“I’m training for a GoRuck event. Should I use a sandbag or bricks?” I say “Yes. All of the above.”
Shortly after releasing their sandbag product to the masses, GoRuck modified their packing lists for Good Livin’ events to allow participants to utilize sandbag fillers instead of bricks for Challenges.
Apparently there have been a number situations over the years where Challenge participants have left their bricks behind after their event and, as you can imagine, this has caused some headaches for local law enforcement. Because of this (and maybe the opportunity to sell some more sandbag fillers), the change of policy was implemented.
As you could imagine, this led to some conversation about which approach was “better”. While the debate has tended to lean towards bricks – a position I don’t entirely disagree with – a few arguments could be made for the sandbags above and beyond the quite understandable reasons that GoRuck has offered.
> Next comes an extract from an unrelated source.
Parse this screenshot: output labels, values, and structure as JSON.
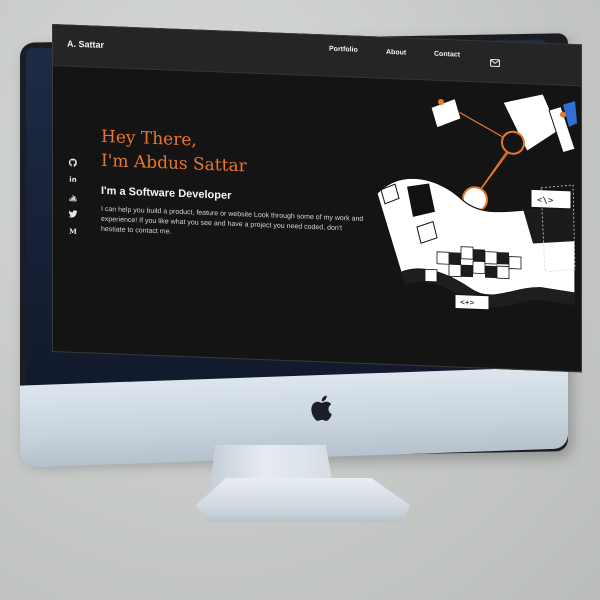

While I personally will continue to use bricks for future Challenges due to the way they can be separated, organized and balanced in a ruck, I have been using sandbag fillers a LOT for training rucks and I thought I’d share some of the reasons why.
* NOTE: There was a bit of confusion about the numbers indicated above, but there were corrections made by HQ and these are the “official” numbers as I understand them at this time. Please correct me if I am mistaken.
Sandbag Fillers for Versatility
If you’re training for a Challenge, Light or other Good Livin’ event, you’ve likely done your fair share of PT with your ruck and will continue to do so. A solid sandbag system like GoRuck’s does add MANY more options for PT however, and with a little creativity, you can really leverage all of the advantages of both in your workouts.
As I mentioned in my review of GoRuck’s sandbag, the 30 pound sandbag filler fits beautifully in a GR1. If you’re going for a training hike, grab your ruck, a sandbag and a water bottle and you’re good to go. You’ll still have a little room for a few snacks, a small towel or other items in the main compartment if you like.
But why stop there? One of my favorite home-brewed WOD’s has become to take a 1-3 mile ruck out along one of my favorite local trails with a stop or two along the way to get in a few solid sandbag interval workouts with my GoRuck 60 lb sandbag. I then transfer the fillers out of the sandbag shell, back to my ruck, and finish up with a 1-3 mile ruck back to my vehicle. You can put those sexy carabiners that we all have tethered to our MOLLE (and rarely use) to good use to make this happen.
Two 30lb filler bags WILL fit inside a GR1 (just barely) if you pack them laying on their side with the seams up and facing you. I imagine two 20 lb fillers would fit great if you were working with them, but I digress. I’ll continue with the 30 pounders for the purpose of this write up.
With the two fillers in your pack, you’ll have just enough room between the two filler bags to place your water bottle on top. You can then take that sandbag shell and tether it right to the outside of your pack. There are a few ways to do this:
Rolling the shell up and attaching in with carabiners along the bottom MOLLE offers a few advantages. This allows full access to all pockets and compartments, making for easy access to water and snacks during breaks. Beyond this, it keeps those fine looking patches we all love so much out there in plain view for all the world to enjoy. Overall this works well, but makes for a bit of a gypsy camp.
Another option is to fold the shell in half and attach it to the exterior of the pack lengthwise. Here’s an example.
Attaching the shell like this minimizes the gypsy camp effect, but gets in your way when accessing your pack, as you’re attaching a carabiner to the ruck handle and over your zippers. There are pros and cons to each approach. If you own a GR2, life gets easier though: throw the filler bags in the main compartment and the shell in the secondary compartment. Take your big ol’ pack for a hike and enjoy.
Whether you use one of these approaches or something different, the idea is to think of creative ways to utilize all your gear while training out on the trail or your favorite park. Have fun out there!